“I think that, and I’m trying to think about how to say this carefully, but sometimes the dynamic around breastfeeding advocacy versus breastfeeding support gets tangled up,” said Dr. Alison Stuebe, a maternal-fetal medicine physician and medical director of lactation services at the University of North Carolina at Chapel Hill, adding that both breastfeeding advocates and people who practice clinical medicine can be guilty of this.
“If you don’t tell people it might hurt and it does, they think ‘Well, there must be something wrong with me,’” Stuebe added. “I’m a strong believer that we shouldn’t sugarcoat motherhood.”
And really, if the goal is to help more moms reach their breastfeeding goals, wouldn’t greater transparency about the potential pain help? Not to scare women—because again, for so many women it is pain-free, if not blissful right from the start—but to validate the experiences of those moms who are struggling. One of the few times I felt like a non-lunatic was at my six-week postpartum checkup with my midwife who, upon seeing nipples (which were finally starting to heal) grabbed my arm to show me she had chills. Thirty years later, she viscerally remembered her own early breastfeeding pain. “No one understands, right?” she asked. And I wanted to simultaneously French kiss her and scream, “No they do not!”

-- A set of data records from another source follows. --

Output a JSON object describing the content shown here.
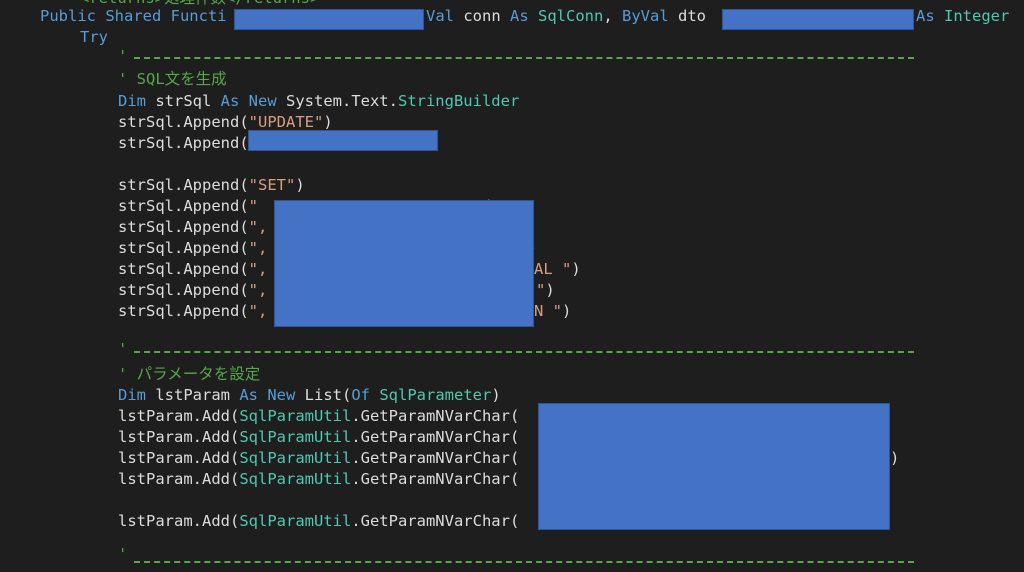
{
  "code": {
    "l0": {
      "text": "<returns>処理件数</returns>"
    },
    "l1": {
      "kw1": "Public Shared Functi",
      "mid1": "Val",
      "plain1": " conn ",
      "kw2": "As",
      "ty1": " SqlConn",
      "plain2": ", ",
      "kw3": "ByVal",
      "plain3": " dto",
      "kw4": "As",
      "ty2": " Integer"
    },
    "l2": {
      "kw": "Try"
    },
    "sep_comment": "'",
    "c1": "' SQL文を生成",
    "l4": {
      "kw1": "Dim",
      "plain1": " strSql ",
      "kw2": "As",
      "kw3": " New",
      "plain2": " System.Text.",
      "ty": "StringBuilder"
    },
    "append1": {
      "pre": "strSql.Append(",
      "str": "\"UPDATE\"",
      "post": ")"
    },
    "append2": {
      "pre": "strSql.Append(",
      "post": ")"
    },
    "append3": {
      "pre": "strSql.Append(",
      "str": "\"SET\"",
      "post": ")"
    },
    "append4": {
      "pre": "strSql.Append(",
      "str": "\"",
      "post": "\")"
    },
    "append5": {
      "pre": "strSql.Append(",
      "str": "\","
    },
    "append6": {
      "pre": "strSql.Append(",
      "str": "\",",
      "post": ")"
    },
    "append7": {
      "pre": "strSql.Append(",
      "str": "\",",
      "tail": "AL \"",
      "post": ")"
    },
    "append8": {
      "pre": "strSql.Append(",
      "str": "\",",
      "tail": "\"",
      "post": ")"
    },
    "append9": {
      "pre": "strSql.Append(",
      "str": "\",",
      "tail": "N \"",
      "post": ")"
    },
    "c2": "' パラメータを設定",
    "l_list": {
      "kw1": "Dim",
      "plain1": " lstParam ",
      "kw2": "As",
      "kw3": " New",
      "plain2": " List(",
      "kw4": "Of",
      "ty": " SqlParameter",
      "plain3": ")"
    },
    "param": {
      "pre": "lstParam.Add(",
      "ty": "SqlParamUtil",
      "post": ".GetParamNVarChar("
    },
    "param_close": ")"
  }
}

If you don't tell people it might hurt and it does, they think 'Well, there must be something wrong with me.' Dr. Alison Stuebe

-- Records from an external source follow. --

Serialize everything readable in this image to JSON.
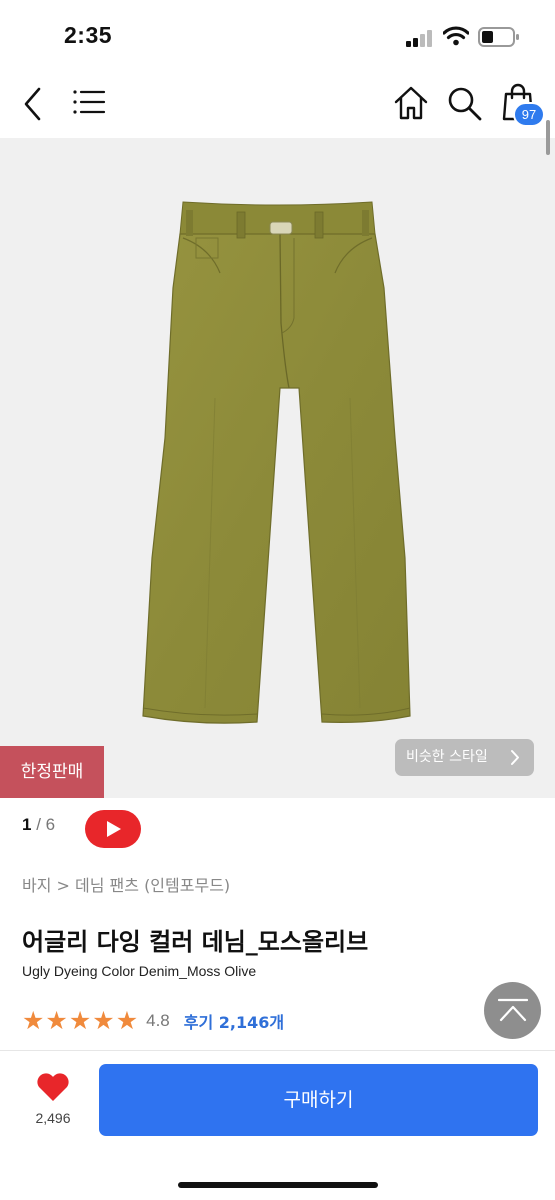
{
  "status_bar": {
    "time": "2:35"
  },
  "nav": {
    "icons": [
      "back-arrow-icon",
      "hamburger-menu-icon",
      "home-icon",
      "search-icon",
      "shopping-bag-icon"
    ],
    "cart_count": "97"
  },
  "gallery": {
    "badge": "한정판매",
    "similar_style": "비슷한 스타일",
    "current": "1",
    "separator": "/",
    "total": "6",
    "colors": {
      "background": "#f0f0f0",
      "product": "#8f8c3b",
      "badge": "#c5515c",
      "video": "#e8262a"
    }
  },
  "product": {
    "breadcrumb": "바지 > 데님 팬츠 (인템포무드)",
    "title_ko": "어글리 다잉 컬러 데님_모스올리브",
    "title_en": "Ugly Dyeing Color Denim_Moss Olive",
    "rating": "4.8",
    "rating_fraction": 0.96,
    "review_link": "후기 2,146개"
  },
  "bottom": {
    "like_count": "2,496",
    "buy_label": "구매하기",
    "colors": {
      "accent": "#2f73f0",
      "heart": "#e8262a"
    }
  }
}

It is also worth noting that evidence suggests doctors have a tendency to discount women’s pain as emotional. Stuebe said there has not been any research looking at perceptions of breastfeeding pain specifically, but it’s easy to wonder if that is not one possible factor here. After all, who is more emotional than a hormonal, sleep-deprived mother of a new baby?
That is the challenge with something as dynamic as breastfeeding—there are seldom clear-cut answers, and there is not nearly enough support. Though I was lucky enough to be in a position to see a truly wonderful IBCLC and other experts, I never got a solid answer about the source of my pain. My son’s latch looked good. He was checked, multiple times, for lip- and tongue-ties. The consensus was that we just had a hard time finding our footing in the first few days, which led to nipple trauma that took a long time to bounce back from because my son was a big, hungry guy who liked to eat. We pushed through and grew to have a pretty lovely time of it together.
But it’s still so easy to transport myself back to that time, and I try to be very open with other mothers in my life about what I went through in case any of them are also feeling alone in their pain. It hurt so much. And though I knew I shouldn’t, I felt ashamed that I couldn’t hack it.
“Sometimes I feel like I should have pushed a little harder,” said Hulla-Meyer, who just had her second baby and is breastfeeding again. It’s painful this time, but nothing like it was with her first. Experiencing the difference between some discomfort and pain with a capital “p” has helped her let go of the residual guilt she felt after stopping short of her breastfeeding goals the first time around.
“Back then, I felt like something was wrong with my body, or maybe if I just gave it more time,” Hulla-Meyer said. “But now I’m like, no. It really f**king hurt.”